── EXTRACTED DATA

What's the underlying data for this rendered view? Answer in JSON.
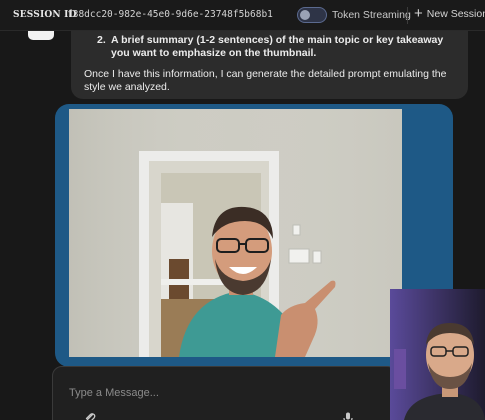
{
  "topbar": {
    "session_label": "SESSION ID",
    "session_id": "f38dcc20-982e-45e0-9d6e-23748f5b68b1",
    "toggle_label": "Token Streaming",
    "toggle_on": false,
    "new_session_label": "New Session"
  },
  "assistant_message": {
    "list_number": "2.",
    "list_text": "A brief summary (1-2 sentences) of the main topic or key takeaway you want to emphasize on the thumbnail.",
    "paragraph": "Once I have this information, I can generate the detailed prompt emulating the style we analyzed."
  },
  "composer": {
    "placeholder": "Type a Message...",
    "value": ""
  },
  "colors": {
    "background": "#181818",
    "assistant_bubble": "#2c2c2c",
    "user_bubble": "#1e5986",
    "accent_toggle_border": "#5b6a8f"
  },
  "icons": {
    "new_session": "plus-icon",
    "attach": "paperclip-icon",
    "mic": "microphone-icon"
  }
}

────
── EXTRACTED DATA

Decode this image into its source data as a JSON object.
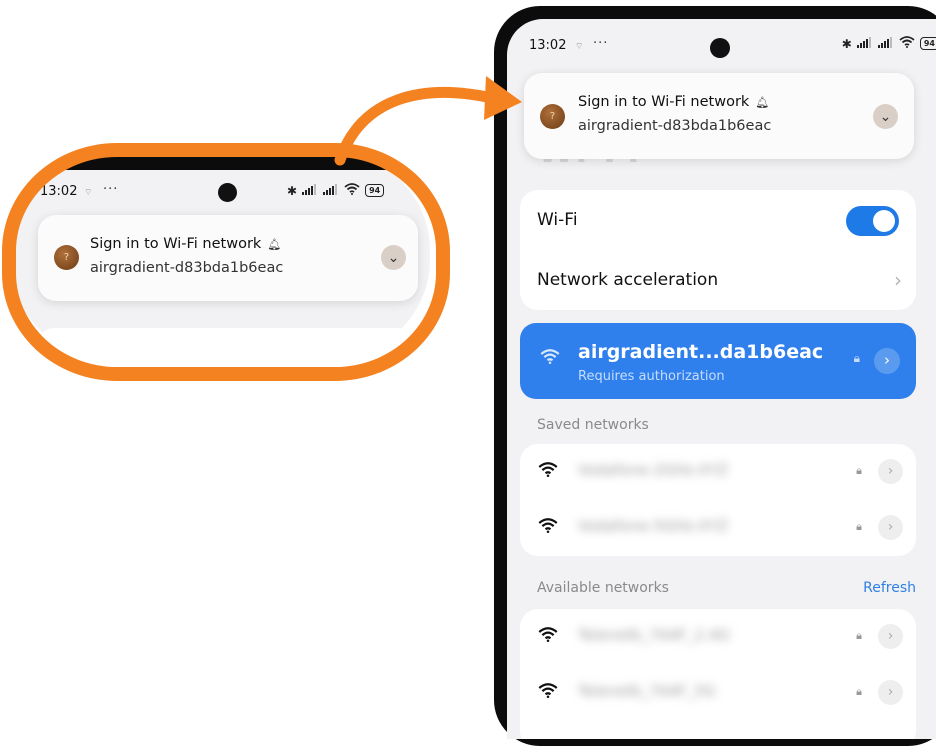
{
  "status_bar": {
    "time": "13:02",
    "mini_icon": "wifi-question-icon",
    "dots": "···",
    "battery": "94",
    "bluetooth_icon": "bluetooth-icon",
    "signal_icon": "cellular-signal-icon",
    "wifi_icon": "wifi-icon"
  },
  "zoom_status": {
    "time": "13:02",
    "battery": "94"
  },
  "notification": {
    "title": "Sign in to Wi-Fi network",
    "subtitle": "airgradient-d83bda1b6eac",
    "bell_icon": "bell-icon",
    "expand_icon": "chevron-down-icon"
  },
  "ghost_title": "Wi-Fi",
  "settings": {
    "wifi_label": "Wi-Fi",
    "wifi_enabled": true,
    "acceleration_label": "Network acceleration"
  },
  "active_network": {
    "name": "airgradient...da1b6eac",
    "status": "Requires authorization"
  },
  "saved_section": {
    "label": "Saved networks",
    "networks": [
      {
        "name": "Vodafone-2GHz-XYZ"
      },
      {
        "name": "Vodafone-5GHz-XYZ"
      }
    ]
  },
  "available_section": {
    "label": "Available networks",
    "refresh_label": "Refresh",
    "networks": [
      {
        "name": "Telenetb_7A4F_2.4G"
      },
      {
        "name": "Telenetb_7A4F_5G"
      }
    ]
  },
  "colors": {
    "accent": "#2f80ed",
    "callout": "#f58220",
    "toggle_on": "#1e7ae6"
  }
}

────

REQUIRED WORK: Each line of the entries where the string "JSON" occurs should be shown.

ANSWER BOX:
What's the underlying data for this rendered view? Answer in JSON.
Decode this image into its source data as a JSON object.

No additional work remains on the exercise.